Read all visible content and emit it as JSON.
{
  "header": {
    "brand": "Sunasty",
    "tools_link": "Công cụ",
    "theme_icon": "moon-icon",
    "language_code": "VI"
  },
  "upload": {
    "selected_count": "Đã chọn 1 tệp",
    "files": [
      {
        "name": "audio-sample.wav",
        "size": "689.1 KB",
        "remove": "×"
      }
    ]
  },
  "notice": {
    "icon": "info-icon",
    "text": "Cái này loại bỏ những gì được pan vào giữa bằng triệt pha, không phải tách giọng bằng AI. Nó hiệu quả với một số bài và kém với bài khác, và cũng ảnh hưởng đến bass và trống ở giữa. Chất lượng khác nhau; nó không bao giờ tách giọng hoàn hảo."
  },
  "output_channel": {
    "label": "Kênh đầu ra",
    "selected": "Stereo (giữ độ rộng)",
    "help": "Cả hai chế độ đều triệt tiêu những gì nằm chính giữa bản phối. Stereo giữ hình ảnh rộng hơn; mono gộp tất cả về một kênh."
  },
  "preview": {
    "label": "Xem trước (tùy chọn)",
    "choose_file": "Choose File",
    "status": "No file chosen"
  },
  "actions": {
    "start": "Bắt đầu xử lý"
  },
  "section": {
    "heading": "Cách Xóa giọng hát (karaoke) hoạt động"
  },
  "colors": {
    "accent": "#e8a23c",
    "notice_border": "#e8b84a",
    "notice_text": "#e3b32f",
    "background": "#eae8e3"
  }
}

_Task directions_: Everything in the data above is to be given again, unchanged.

_Output of the task_:
Read all visible content and emit it as JSON.
{
  "header": {
    "brand": "Sunasty",
    "tools_link": "Công cụ",
    "theme_icon": "moon-icon",
    "language_code": "VI"
  },
  "upload": {
    "selected_count": "Đã chọn 1 tệp",
    "files": [
      {
        "name": "audio-sample.wav",
        "size": "689.1 KB",
        "remove": "×"
      }
    ]
  },
  "notice": {
    "icon": "info-icon",
    "text": "Cái này loại bỏ những gì được pan vào giữa bằng triệt pha, không phải tách giọng bằng AI. Nó hiệu quả với một số bài và kém với bài khác, và cũng ảnh hưởng đến bass và trống ở giữa. Chất lượng khác nhau; nó không bao giờ tách giọng hoàn hảo."
  },
  "output_channel": {
    "label": "Kênh đầu ra",
    "selected": "Stereo (giữ độ rộng)",
    "help": "Cả hai chế độ đều triệt tiêu những gì nằm chính giữa bản phối. Stereo giữ hình ảnh rộng hơn; mono gộp tất cả về một kênh."
  },
  "preview": {
    "label": "Xem trước (tùy chọn)",
    "choose_file": "Choose File",
    "status": "No file chosen"
  },
  "actions": {
    "start": "Bắt đầu xử lý"
  },
  "section": {
    "heading": "Cách Xóa giọng hát (karaoke) hoạt động"
  },
  "colors": {
    "accent": "#e8a23c",
    "notice_border": "#e8b84a",
    "notice_text": "#e3b32f",
    "background": "#eae8e3"
  }
}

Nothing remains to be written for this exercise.